Supplied material:
☆ ☆ ☆ ☆ ☆

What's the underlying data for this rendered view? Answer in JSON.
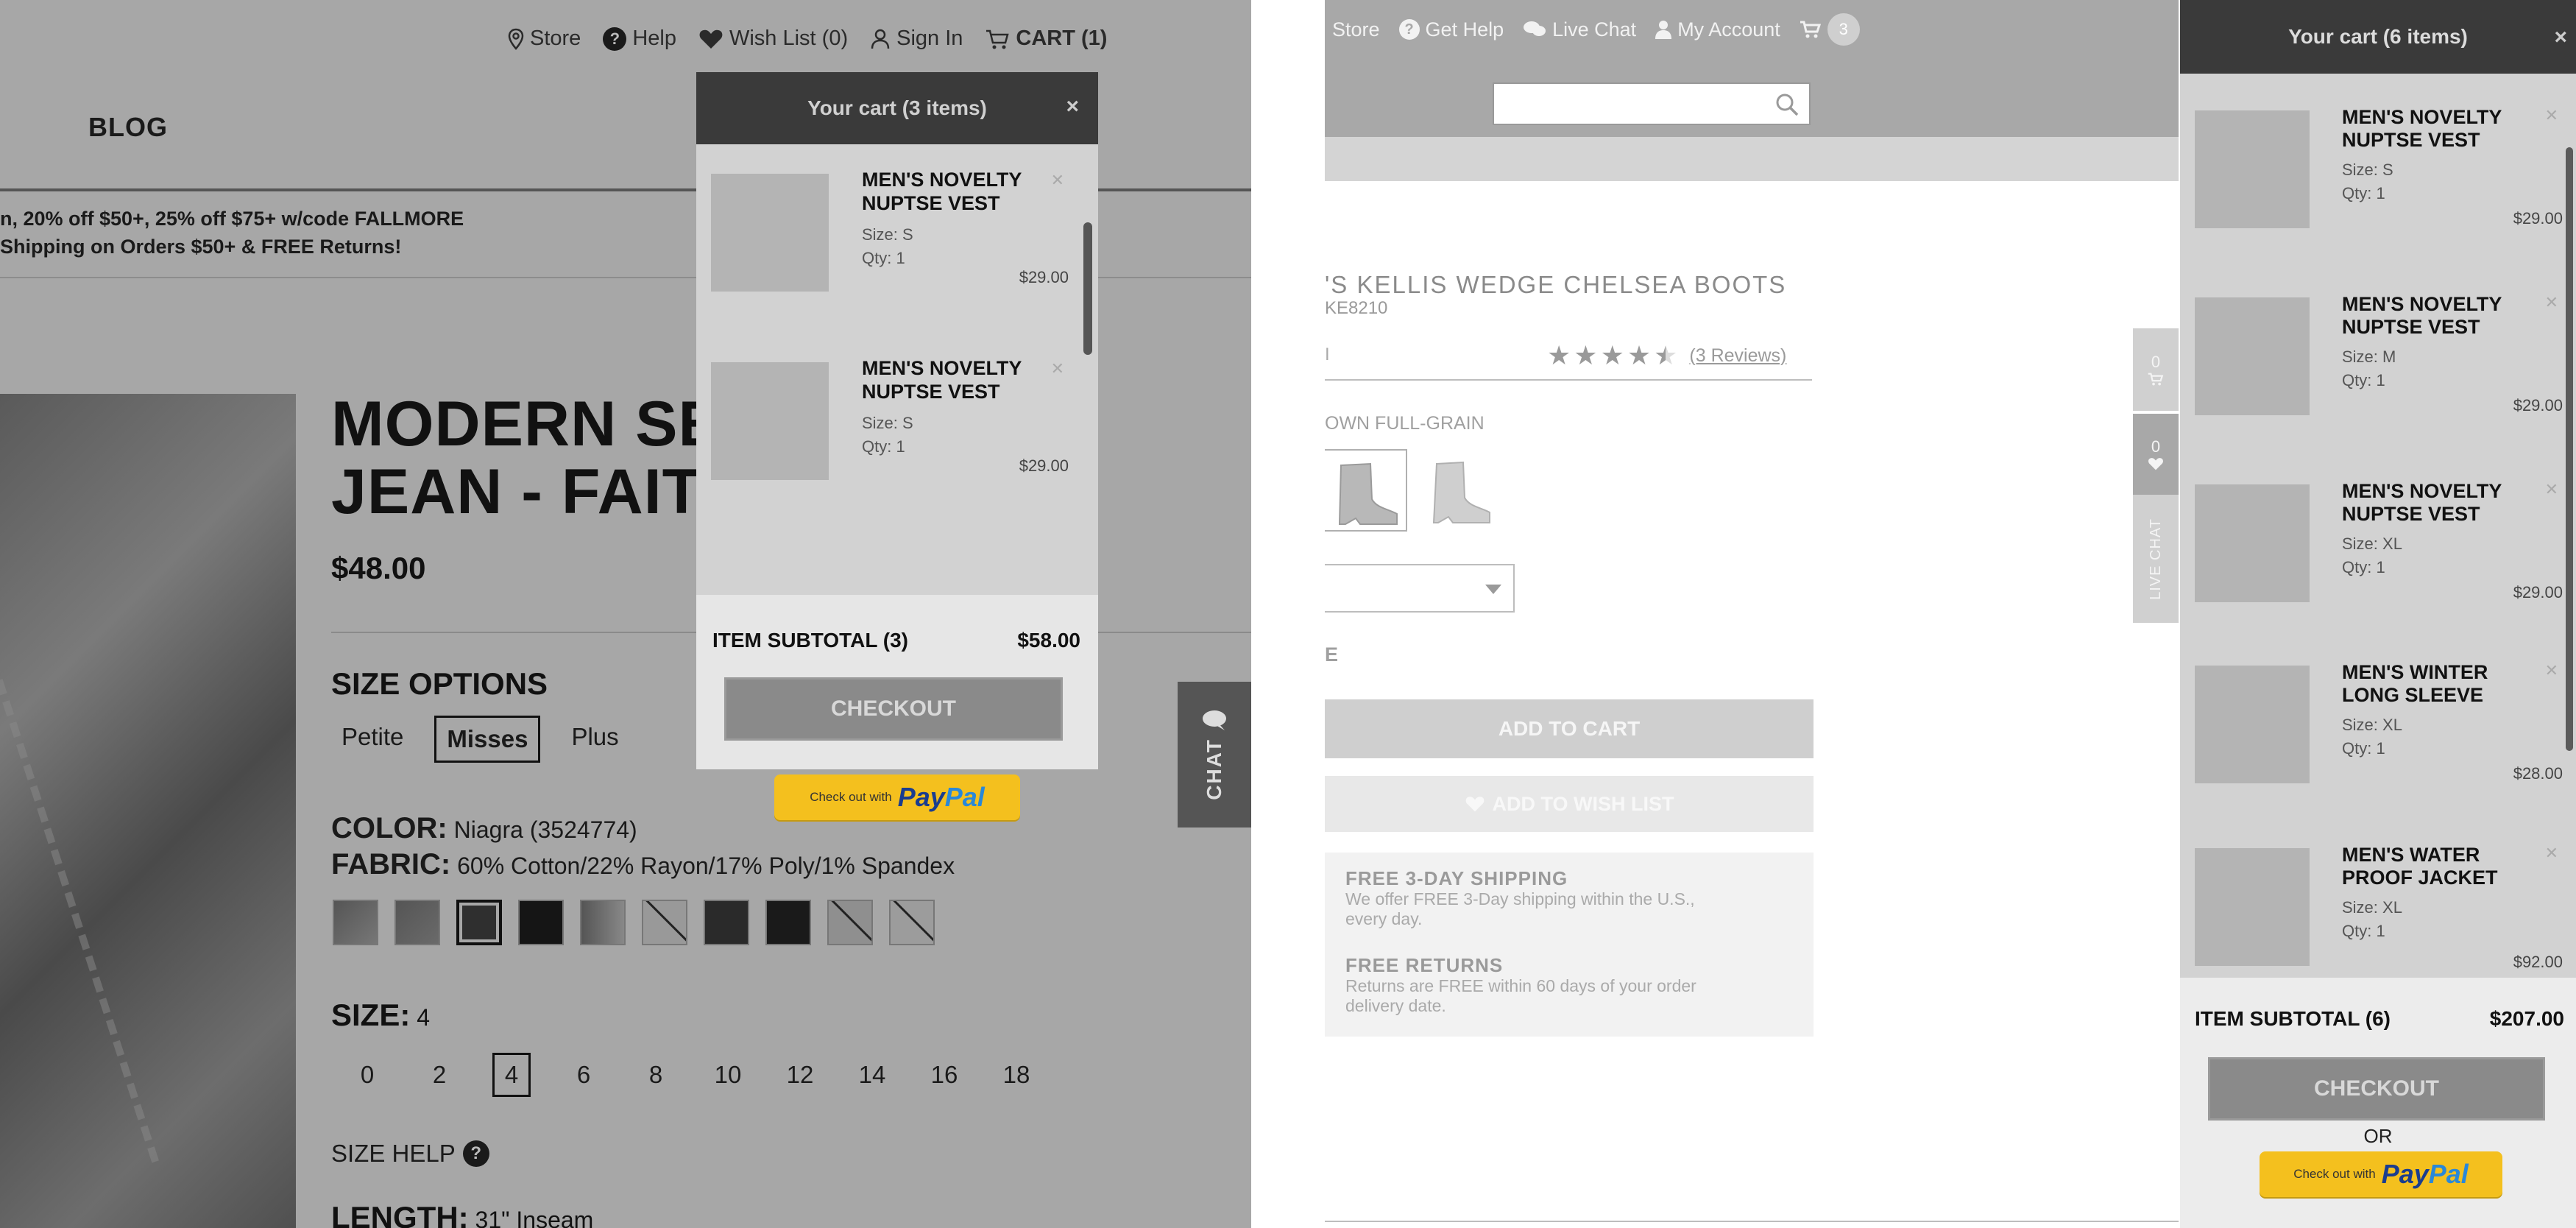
{
  "left": {
    "topnav": {
      "store": "Store",
      "help": "Help",
      "wishlist": "Wish List (0)",
      "signin": "Sign In",
      "cart": "CART (1)"
    },
    "blog": "BLOG",
    "promo_line1": "n, 20% off $50+, 25% off $75+ w/code FALLMORE",
    "promo_line2": "Shipping on Orders $50+ & FREE Returns!",
    "product": {
      "title_line1": "MODERN SER",
      "title_line2": "JEAN - FAITH",
      "price": "$48.00",
      "size_options_label": "SIZE OPTIONS",
      "fits": [
        "Petite",
        "Misses",
        "Plus"
      ],
      "selected_fit": "Misses",
      "color_label": "COLOR:",
      "color_value": "Niagra (3524774)",
      "fabric_label": "FABRIC:",
      "fabric_value": "60% Cotton/22% Rayon/17% Poly/1% Spandex",
      "size_label": "SIZE:",
      "size_value": "4",
      "sizes": [
        "0",
        "2",
        "4",
        "6",
        "8",
        "10",
        "12",
        "14",
        "16",
        "18"
      ],
      "selected_size": "4",
      "size_help": "SIZE HELP",
      "length_label": "LENGTH:",
      "length_value": "31\" Inseam"
    },
    "chat_tab": "CHAT",
    "cart": {
      "header": "Your cart (3 items)",
      "items": [
        {
          "name": "MEN'S NOVELTY NUPTSE VEST",
          "size": "Size: S",
          "qty": "Qty: 1",
          "price": "$29.00"
        },
        {
          "name": "MEN'S NOVELTY NUPTSE VEST",
          "size": "Size: S",
          "qty": "Qty: 1",
          "price": "$29.00"
        }
      ],
      "subtotal_label": "ITEM SUBTOTAL (3)",
      "subtotal_value": "$58.00",
      "checkout": "CHECKOUT",
      "paypal_prefix": "Check out with",
      "paypal_brand_a": "Pay",
      "paypal_brand_b": "Pal"
    }
  },
  "right": {
    "topnav": {
      "store": "Store",
      "help": "Get Help",
      "chat": "Live Chat",
      "account": "My Account",
      "cart_count": "3"
    },
    "product": {
      "title": "'S KELLIS WEDGE CHELSEA BOOTS",
      "sku": "KE8210",
      "cut_char": "I",
      "reviews": "(3 Reviews)",
      "color_name": "OWN FULL-GRAIN",
      "size_partial": "E",
      "add_to_cart": "ADD TO CART",
      "add_to_wishlist": "ADD TO WISH LIST",
      "shipping_title": "FREE 3-DAY SHIPPING",
      "shipping_text": "We offer FREE 3-Day shipping within the U.S., every day.",
      "returns_title": "FREE RETURNS",
      "returns_text": "Returns are FREE within 60 days of your order delivery date."
    },
    "side_tabs": {
      "cart_count": "0",
      "wish_count": "0",
      "chat": "LIVE CHAT"
    },
    "cart": {
      "header": "Your cart (6 items)",
      "items": [
        {
          "name": "MEN'S NOVELTY NUPTSE VEST",
          "size": "Size: S",
          "qty": "Qty: 1",
          "price": "$29.00"
        },
        {
          "name": "MEN'S NOVELTY NUPTSE VEST",
          "size": "Size: M",
          "qty": "Qty: 1",
          "price": "$29.00"
        },
        {
          "name": "MEN'S NOVELTY NUPTSE VEST",
          "size": "Size: XL",
          "qty": "Qty: 1",
          "price": "$29.00"
        },
        {
          "name": "MEN'S WINTER LONG SLEEVE",
          "size": "Size: XL",
          "qty": "Qty: 1",
          "price": "$28.00"
        },
        {
          "name": "MEN'S WATER PROOF JACKET",
          "size": "Size: XL",
          "qty": "Qty: 1",
          "price": "$92.00"
        }
      ],
      "subtotal_label": "ITEM SUBTOTAL (6)",
      "subtotal_value": "$207.00",
      "checkout": "CHECKOUT",
      "or": "OR",
      "paypal_prefix": "Check out with",
      "paypal_brand_a": "Pay",
      "paypal_brand_b": "Pal"
    }
  }
}
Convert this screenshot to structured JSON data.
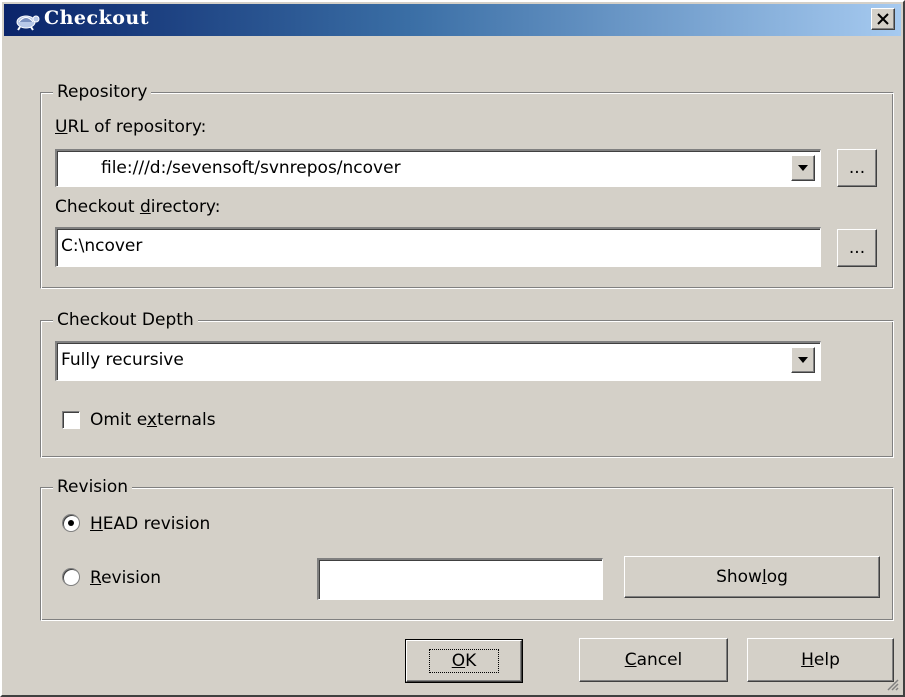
{
  "window": {
    "title": "Checkout",
    "icon": "tortoise-icon",
    "close_label": "X"
  },
  "repository": {
    "legend": "Repository",
    "url_label": "URL of repository:",
    "url_label_accel": "U",
    "url_label_rest": "RL of repository:",
    "url_value": "file:///d:/sevensoft/svnrepos/ncover",
    "browse_label": "...",
    "dir_label_before": "Checkout ",
    "dir_label_accel": "d",
    "dir_label_after": "irectory:",
    "dir_value": "C:\\ncover"
  },
  "depth": {
    "legend": "Checkout Depth",
    "selected": "Fully recursive",
    "omit_before": "Omit e",
    "omit_accel": "x",
    "omit_after": "ternals",
    "omit_checked": false
  },
  "revision": {
    "legend": "Revision",
    "head_accel": "H",
    "head_rest": "EAD revision",
    "head_selected": true,
    "rev_accel": "R",
    "rev_rest": "evision",
    "rev_value": "",
    "show_log_before": "Show ",
    "show_log_accel": "l",
    "show_log_after": "og"
  },
  "buttons": {
    "ok_accel": "O",
    "ok_rest": "K",
    "cancel_accel": "C",
    "cancel_rest": "ancel",
    "help_accel": "H",
    "help_rest": "elp"
  }
}
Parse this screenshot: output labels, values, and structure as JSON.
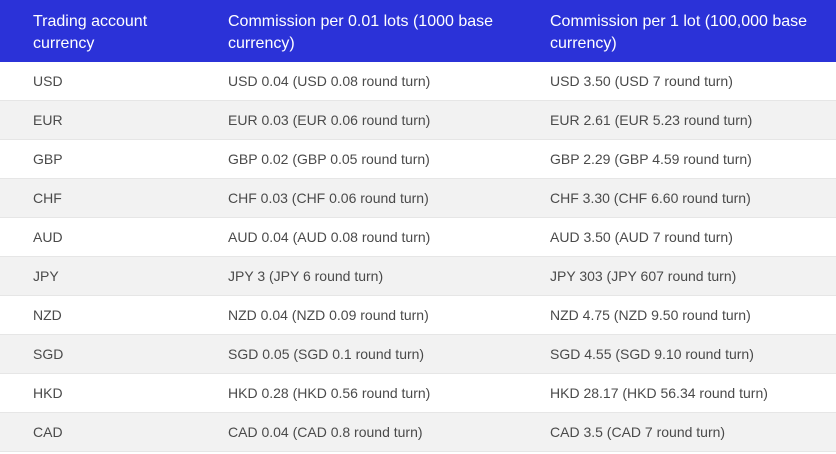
{
  "headers": {
    "col1": "Trading account currency",
    "col2": "Commission per 0.01 lots (1000 base currency)",
    "col3": "Commission per 1 lot (100,000 base currency)"
  },
  "rows": [
    {
      "currency": "USD",
      "per_001": "USD 0.04 (USD 0.08 round turn)",
      "per_1": "USD 3.50 (USD 7 round turn)"
    },
    {
      "currency": "EUR",
      "per_001": "EUR 0.03 (EUR 0.06 round turn)",
      "per_1": "EUR 2.61 (EUR 5.23 round turn)"
    },
    {
      "currency": "GBP",
      "per_001": "GBP 0.02 (GBP 0.05 round turn)",
      "per_1": "GBP 2.29 (GBP 4.59 round turn)"
    },
    {
      "currency": "CHF",
      "per_001": "CHF 0.03 (CHF 0.06 round turn)",
      "per_1": "CHF 3.30 (CHF 6.60 round turn)"
    },
    {
      "currency": "AUD",
      "per_001": "AUD 0.04 (AUD 0.08 round turn)",
      "per_1": "AUD 3.50 (AUD 7 round turn)"
    },
    {
      "currency": "JPY",
      "per_001": "JPY 3 (JPY 6 round turn)",
      "per_1": "JPY 303 (JPY 607 round turn)"
    },
    {
      "currency": "NZD",
      "per_001": "NZD 0.04 (NZD 0.09 round turn)",
      "per_1": "NZD 4.75 (NZD 9.50 round turn)"
    },
    {
      "currency": "SGD",
      "per_001": "SGD 0.05 (SGD 0.1 round turn)",
      "per_1": "SGD 4.55 (SGD 9.10 round turn)"
    },
    {
      "currency": "HKD",
      "per_001": "HKD 0.28 (HKD 0.56 round turn)",
      "per_1": "HKD 28.17 (HKD 56.34 round turn)"
    },
    {
      "currency": "CAD",
      "per_001": "CAD 0.04 (CAD 0.8 round turn)",
      "per_1": "CAD 3.5 (CAD 7 round turn)"
    }
  ],
  "colors": {
    "header_bg": "#2b32d8",
    "header_text": "#ffffff",
    "body_text": "#4a4a4a",
    "stripe": "#f2f2f2"
  }
}
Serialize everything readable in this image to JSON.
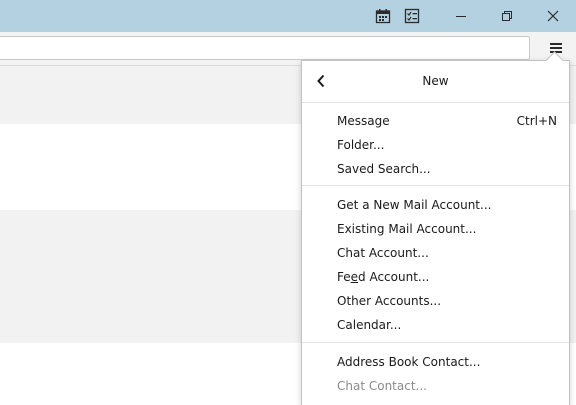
{
  "titlebar": {
    "icons": [
      "calendar-icon",
      "tasks-icon"
    ],
    "window_controls": [
      "minimize-icon",
      "restore-icon",
      "close-icon"
    ]
  },
  "toolbar": {
    "menu_icon": "hamburger-menu-icon"
  },
  "new_menu": {
    "title": "New",
    "back_icon": "chevron-left-icon",
    "groups": [
      [
        {
          "label": "Message",
          "shortcut": "Ctrl+N"
        },
        {
          "label": "Folder..."
        },
        {
          "label": "Saved Search..."
        }
      ],
      [
        {
          "label": "Get a New Mail Account..."
        },
        {
          "label": "Existing Mail Account...",
          "highlighted": true
        },
        {
          "label": "Chat Account..."
        },
        {
          "label_pre": "Fe",
          "label_accel": "e",
          "label_post": "d Account..."
        },
        {
          "label": "Other Accounts..."
        },
        {
          "label": "Calendar..."
        }
      ],
      [
        {
          "label": "Address Book Contact..."
        },
        {
          "label": "Chat Contact...",
          "disabled": true
        }
      ]
    ]
  },
  "colors": {
    "titlebar": "#b4d1e2",
    "highlight": "#fff600",
    "disabled_text": "#8a8a8a"
  }
}
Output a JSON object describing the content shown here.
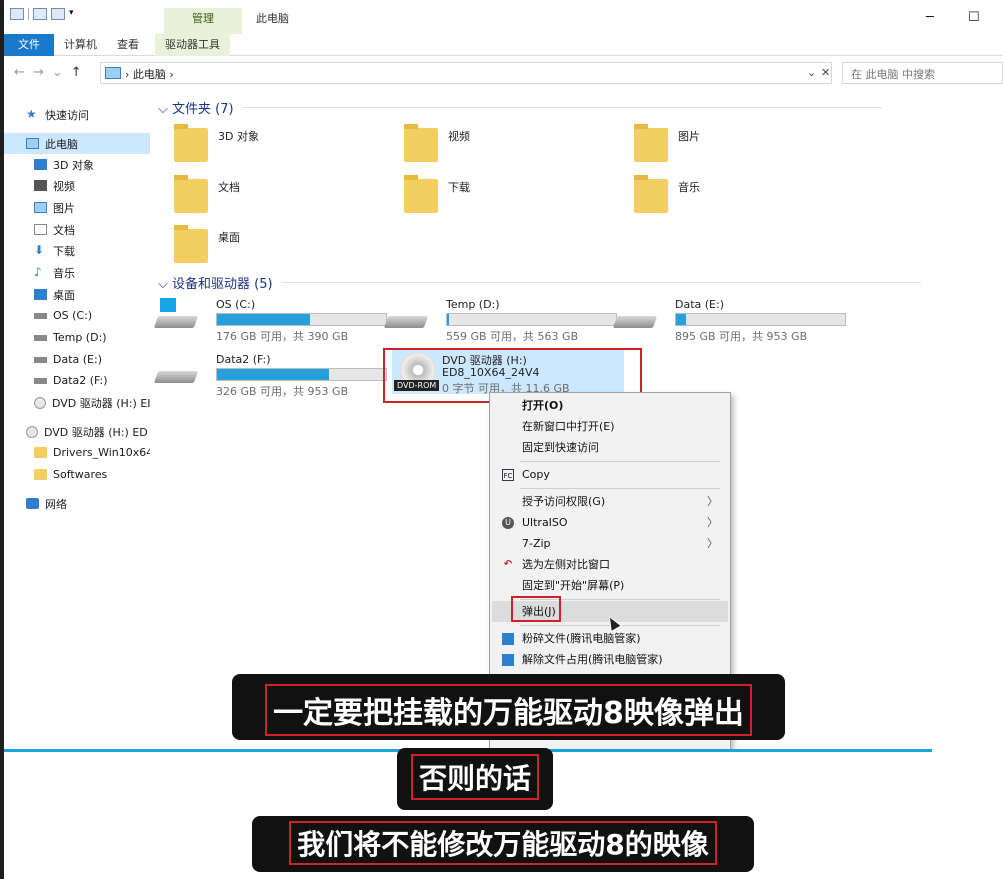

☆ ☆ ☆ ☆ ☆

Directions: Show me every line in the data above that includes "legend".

Answer box:
    "legend": "Repository",
    "legend": "Checkout Depth",
    "legend": "Revision",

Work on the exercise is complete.